▸ SUPPLIED ENTRIES:
== Segment start ==

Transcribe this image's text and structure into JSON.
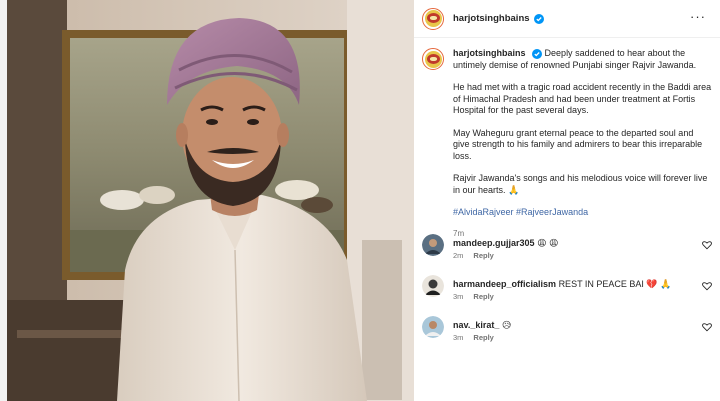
{
  "post": {
    "username": "harjotsinghbains",
    "caption": {
      "username": "harjotsinghbains",
      "paragraphs": [
        "Deeply saddened to hear about the untimely demise of renowned Punjabi singer Rajvir Jawanda.",
        "He had met with a tragic road accident recently in the Baddi area of Himachal Pradesh and had been under treatment at Fortis Hospital for the past several days.",
        "May Waheguru grant eternal peace to the departed soul and give strength to his family and admirers to bear this irreparable loss.",
        "Rajvir Jawanda's songs and his melodious voice will forever live in our hearts."
      ],
      "prayer_emoji": "🙏",
      "hashtags": [
        "#AlvidaRajveer",
        "#RajveerJawanda"
      ],
      "time": "7m"
    },
    "comments": [
      {
        "username": "mandeep.gujjar305",
        "text": "😩 😩",
        "time": "2m",
        "reply_label": "Reply"
      },
      {
        "username": "harmandeep_officialism",
        "text": "REST IN PEACE BAI 💔 🙏",
        "time": "3m",
        "reply_label": "Reply"
      },
      {
        "username": "nav._kirat_",
        "text": "😥",
        "time": "3m",
        "reply_label": "Reply"
      }
    ]
  },
  "icons": {
    "verified": "verified-badge-icon",
    "more": "more-options-icon",
    "like": "heart-icon"
  },
  "colors": {
    "verified_blue": "#0095f6",
    "hashtag": "#3f67a5",
    "meta_gray": "#737373",
    "turban": "#a87a9a",
    "shirt": "#ece2d8"
  }
}
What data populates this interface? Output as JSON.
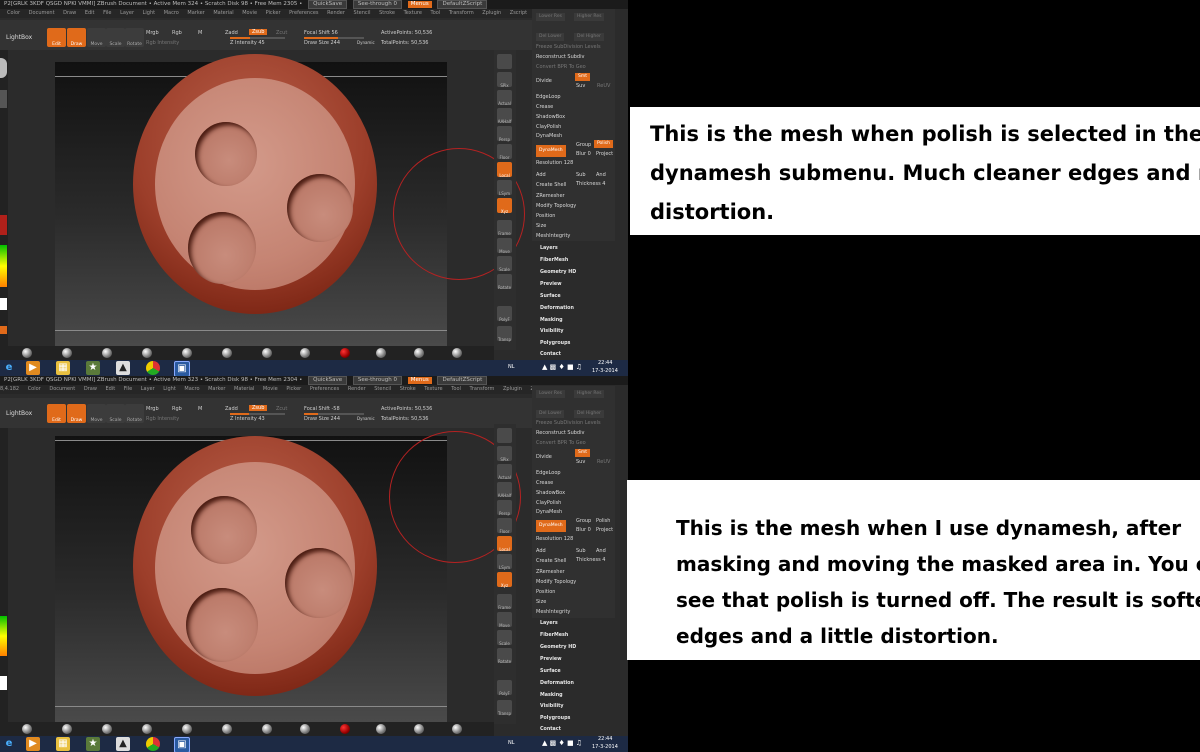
{
  "app": {
    "titlebar_text": "P2[GRLK 3KDF QSGD NPKI VMMI]   ZBrush Document   • Active Mem 324 • Scratch Disk 98 • Free Mem 2305 •",
    "titlebar_text_2": "P2[GRLK 3KDF QSGD NPKI VMMI]   ZBrush Document   • Active Mem 323 • Scratch Disk 98 • Free Mem 2304 •",
    "quicksave": "QuickSave",
    "see_through": "See-through 0",
    "menus_label": "Menus",
    "default_script": "DefaultZScript",
    "menu_items": [
      "Color",
      "Document",
      "Draw",
      "Edit",
      "File",
      "Layer",
      "Light",
      "Macro",
      "Marker",
      "Material",
      "Movie",
      "Picker",
      "Preferences",
      "Render",
      "Stencil",
      "Stroke",
      "Texture",
      "Tool",
      "Transform",
      "Zplugin",
      "Zscript"
    ]
  },
  "toolbar": {
    "lightbox": "LightBox",
    "edit": "Edit",
    "draw": "Draw",
    "move": "Move",
    "scale": "Scale",
    "rotate": "Rotate",
    "mrgb": "Mrgb",
    "rgb": "Rgb",
    "m": "M",
    "zadd": "Zadd",
    "zsub": "Zsub",
    "zcut": "Zcut",
    "rgb_intensity": "Rgb Intensity",
    "z_intensity_1": "Z Intensity 45",
    "z_intensity_2": "Z Intensity 43",
    "focal_shift_1": "Focal Shift 56",
    "focal_shift_2": "Focal Shift -58",
    "draw_size_1": "Draw Size 244",
    "draw_size_2": "Draw Size 244",
    "dynamic": "Dynamic",
    "active_points": "ActivePoints: 50,536",
    "total_points": "TotalPoints: 50,536",
    "coords": "8,4.182"
  },
  "right_panel": {
    "lower_res": "Lower Res",
    "higher_res": "Higher Res",
    "del_lower": "Del Lower",
    "del_higher": "Del Higher",
    "freeze_subdiv": "Freeze SubDivision Levels",
    "reconstruct": "Reconstruct Subdiv",
    "convert_bpr": "Convert BPR To Geo",
    "divide": "Divide",
    "smt": "Smt",
    "suv": "Suv",
    "rsuv": "ReUV",
    "edgeloop": "EdgeLoop",
    "crease": "Crease",
    "shadowbox": "ShadowBox",
    "claypolish": "ClayPolish",
    "dynamesh_header": "DynaMesh",
    "dynamesh_btn": "DynaMesh",
    "group": "Group",
    "polish": "Polish",
    "blur": "Blur 0",
    "project": "Project",
    "resolution": "Resolution 128",
    "add": "Add",
    "sub": "Sub",
    "and": "And",
    "create_shell": "Create Shell",
    "thickness": "Thickness 4",
    "zremesher": "ZRemesher",
    "modify_topology": "Modify Topology",
    "position": "Position",
    "size": "Size",
    "meshintegrity": "MeshIntegrity",
    "sections": [
      "Layers",
      "FiberMesh",
      "Geometry HD",
      "Preview",
      "Surface",
      "Deformation",
      "Masking",
      "Visibility",
      "Polygroups",
      "Contact"
    ]
  },
  "mid_icons": [
    "SPix",
    "Actual",
    "AAHalf",
    "Persp",
    "Floor",
    "Local",
    "LSym",
    "Xyz",
    "Frame",
    "Move",
    "Scale",
    "Rotate",
    "PolyF",
    "Transp"
  ],
  "taskbar": {
    "time_1": "22:44",
    "date_1": "17-3-2014",
    "time_2": "22:44",
    "date_2": "17-3-2014",
    "lang": "NL"
  },
  "notes": {
    "top_lines": [
      "This is the mesh when polish is selected in the",
      "dynamesh submenu. Much cleaner edges and no",
      "distortion."
    ],
    "bottom_lines": [
      "This is the mesh when I use dynamesh, after",
      "masking and moving the masked area in. You can",
      "see that polish is turned off. The result is softer",
      "edges and a little distortion."
    ]
  },
  "colors": {
    "accent": "#e06a1a",
    "mesh": "#9c3e2a",
    "background": "#000000",
    "note_bg": "#ffffff"
  }
}
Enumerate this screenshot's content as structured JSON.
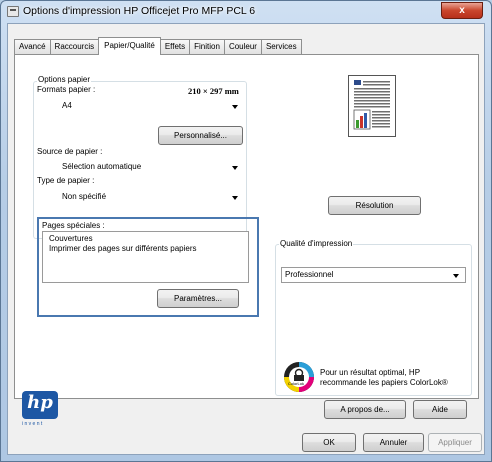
{
  "window": {
    "title": "Options d'impression HP Officejet Pro        MFP PCL 6",
    "close_label": "x"
  },
  "tabs": [
    {
      "label": "Avancé"
    },
    {
      "label": "Raccourcis"
    },
    {
      "label": "Papier/Qualité",
      "active": true
    },
    {
      "label": "Effets"
    },
    {
      "label": "Finition"
    },
    {
      "label": "Couleur"
    },
    {
      "label": "Services"
    }
  ],
  "paper_options": {
    "group_title": "Options papier",
    "size_label": "Formats papier :",
    "size_value": "210 × 297 mm",
    "size_selected": "A4",
    "custom_button": "Personnalisé...",
    "source_label": "Source de papier :",
    "source_selected": "Sélection automatique",
    "type_label": "Type de papier :",
    "type_selected": "Non spécifié"
  },
  "special_pages": {
    "label": "Pages spéciales :",
    "items": [
      "Couvertures",
      "Imprimer des pages sur différents papiers"
    ],
    "settings_button": "Paramètres..."
  },
  "resolution_button": "Résolution",
  "print_quality": {
    "group_title": "Qualité d'impression",
    "selected": "Professionnel"
  },
  "colorlok": {
    "badge": "ColorLok",
    "text_line1": "Pour un résultat optimal, HP",
    "text_line2": "recommande les papiers ColorLok®"
  },
  "logo": {
    "text": "hp",
    "tagline": "i n v e n t"
  },
  "footer": {
    "about_button": "A propos de...",
    "help_button": "Aide",
    "ok_button": "OK",
    "cancel_button": "Annuler",
    "apply_button": "Appliquer"
  },
  "colors": {
    "highlight_border": "#4a78b0",
    "hp_blue": "#1d57a4"
  }
}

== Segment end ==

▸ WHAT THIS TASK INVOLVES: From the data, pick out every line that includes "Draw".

▸ FINISHED TASK:
      "Draw",
    "draw": "Draw",
    "draw_size_1": "Draw Size 244",
    "draw_size_2": "Draw Size 244",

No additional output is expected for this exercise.